Write back every line of the listing exactly, excluding images.

::: Given data :::

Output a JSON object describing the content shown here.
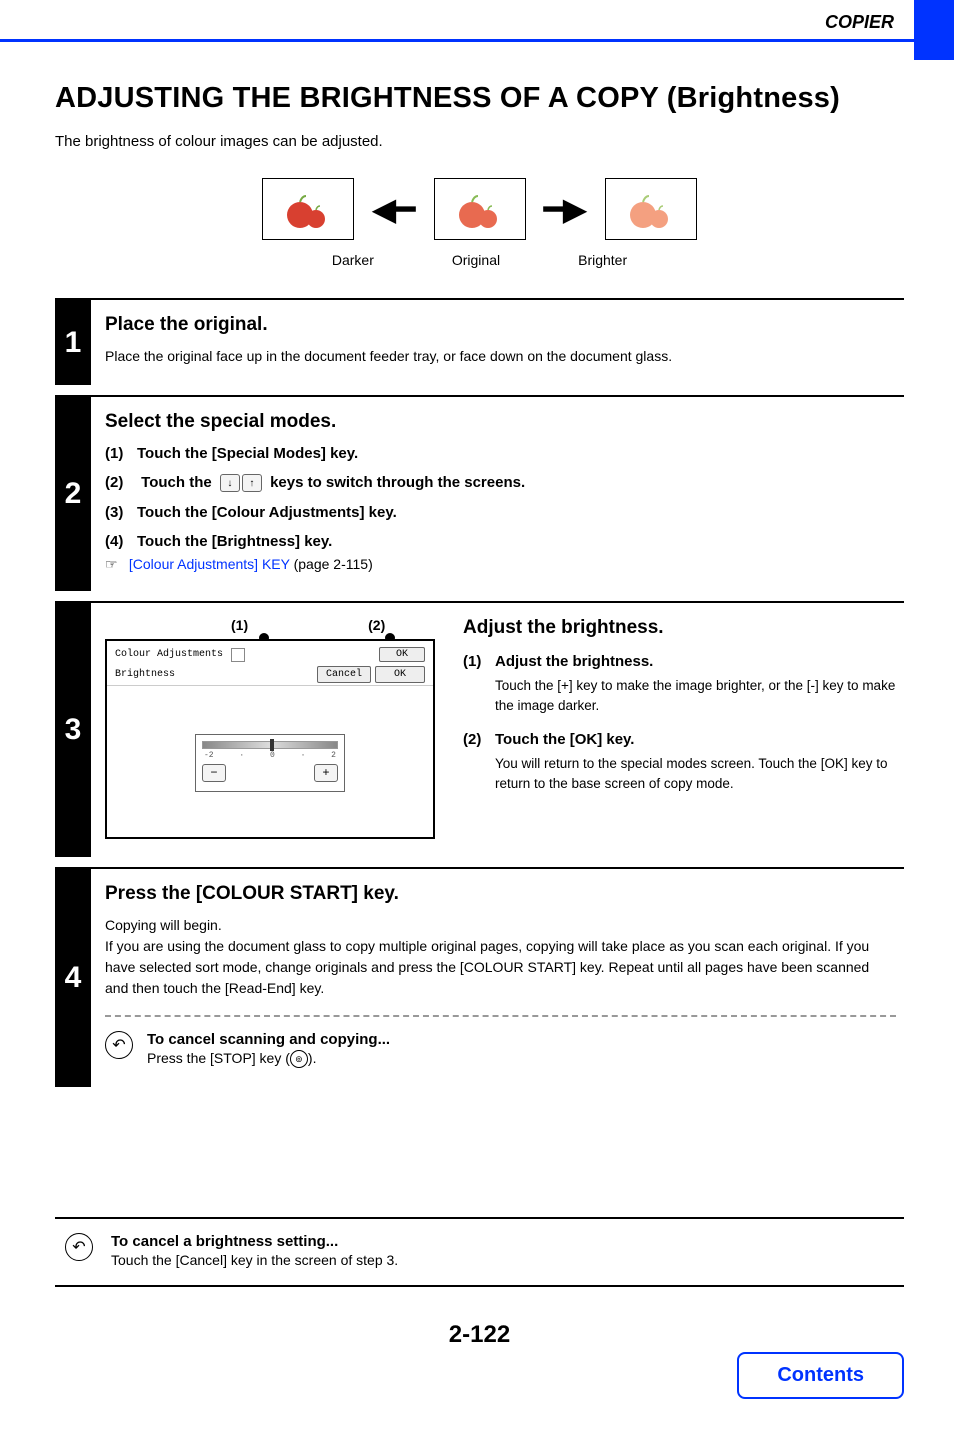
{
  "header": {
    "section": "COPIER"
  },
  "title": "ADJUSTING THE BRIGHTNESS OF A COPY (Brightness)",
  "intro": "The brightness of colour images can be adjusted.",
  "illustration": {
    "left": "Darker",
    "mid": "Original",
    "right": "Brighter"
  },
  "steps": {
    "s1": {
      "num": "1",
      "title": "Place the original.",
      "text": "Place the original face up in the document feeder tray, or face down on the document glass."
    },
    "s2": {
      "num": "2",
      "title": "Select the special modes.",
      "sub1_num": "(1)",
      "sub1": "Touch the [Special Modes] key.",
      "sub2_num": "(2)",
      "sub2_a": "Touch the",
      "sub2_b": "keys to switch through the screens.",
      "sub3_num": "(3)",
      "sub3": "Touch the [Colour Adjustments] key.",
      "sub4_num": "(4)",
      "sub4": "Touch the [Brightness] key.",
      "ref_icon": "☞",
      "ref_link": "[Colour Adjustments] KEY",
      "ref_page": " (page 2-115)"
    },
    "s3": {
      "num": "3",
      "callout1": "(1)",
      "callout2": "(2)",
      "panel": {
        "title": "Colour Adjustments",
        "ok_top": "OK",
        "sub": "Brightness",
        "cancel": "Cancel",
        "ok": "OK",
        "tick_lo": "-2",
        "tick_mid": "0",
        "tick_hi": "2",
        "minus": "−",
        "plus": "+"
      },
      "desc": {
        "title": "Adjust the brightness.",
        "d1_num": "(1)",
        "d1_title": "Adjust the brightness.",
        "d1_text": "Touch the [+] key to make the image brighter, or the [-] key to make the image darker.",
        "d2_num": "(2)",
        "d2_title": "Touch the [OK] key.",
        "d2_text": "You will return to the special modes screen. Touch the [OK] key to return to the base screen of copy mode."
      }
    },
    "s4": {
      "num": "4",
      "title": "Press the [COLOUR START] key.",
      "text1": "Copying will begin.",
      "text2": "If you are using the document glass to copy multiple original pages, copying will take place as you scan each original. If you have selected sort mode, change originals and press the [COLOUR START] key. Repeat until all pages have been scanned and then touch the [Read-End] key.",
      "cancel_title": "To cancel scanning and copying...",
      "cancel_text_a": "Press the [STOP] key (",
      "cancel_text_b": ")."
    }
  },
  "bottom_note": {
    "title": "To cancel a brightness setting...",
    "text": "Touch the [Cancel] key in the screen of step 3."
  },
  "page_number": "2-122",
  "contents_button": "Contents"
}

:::

### Expected output
Output a JSON object describing the content shown here.
{
  "header": {
    "section": "COPIER"
  },
  "title": "ADJUSTING THE BRIGHTNESS OF A COPY (Brightness)",
  "intro": "The brightness of colour images can be adjusted.",
  "illustration": {
    "left": "Darker",
    "mid": "Original",
    "right": "Brighter"
  },
  "steps": {
    "s1": {
      "num": "1",
      "title": "Place the original.",
      "text": "Place the original face up in the document feeder tray, or face down on the document glass."
    },
    "s2": {
      "num": "2",
      "title": "Select the special modes.",
      "sub1_num": "(1)",
      "sub1": "Touch the [Special Modes] key.",
      "sub2_num": "(2)",
      "sub2_a": "Touch the",
      "sub2_b": "keys to switch through the screens.",
      "sub3_num": "(3)",
      "sub3": "Touch the [Colour Adjustments] key.",
      "sub4_num": "(4)",
      "sub4": "Touch the [Brightness] key.",
      "ref_icon": "☞",
      "ref_link": "[Colour Adjustments] KEY",
      "ref_page": " (page 2-115)"
    },
    "s3": {
      "num": "3",
      "callout1": "(1)",
      "callout2": "(2)",
      "panel": {
        "title": "Colour Adjustments",
        "ok_top": "OK",
        "sub": "Brightness",
        "cancel": "Cancel",
        "ok": "OK",
        "tick_lo": "-2",
        "tick_mid": "0",
        "tick_hi": "2",
        "minus": "−",
        "plus": "+"
      },
      "desc": {
        "title": "Adjust the brightness.",
        "d1_num": "(1)",
        "d1_title": "Adjust the brightness.",
        "d1_text": "Touch the [+] key to make the image brighter, or the [-] key to make the image darker.",
        "d2_num": "(2)",
        "d2_title": "Touch the [OK] key.",
        "d2_text": "You will return to the special modes screen. Touch the [OK] key to return to the base screen of copy mode."
      }
    },
    "s4": {
      "num": "4",
      "title": "Press the [COLOUR START] key.",
      "text1": "Copying will begin.",
      "text2": "If you are using the document glass to copy multiple original pages, copying will take place as you scan each original. If you have selected sort mode, change originals and press the [COLOUR START] key. Repeat until all pages have been scanned and then touch the [Read-End] key.",
      "cancel_title": "To cancel scanning and copying...",
      "cancel_text_a": "Press the [STOP] key (",
      "cancel_text_b": ")."
    }
  },
  "bottom_note": {
    "title": "To cancel a brightness setting...",
    "text": "Touch the [Cancel] key in the screen of step 3."
  },
  "page_number": "2-122",
  "contents_button": "Contents"
}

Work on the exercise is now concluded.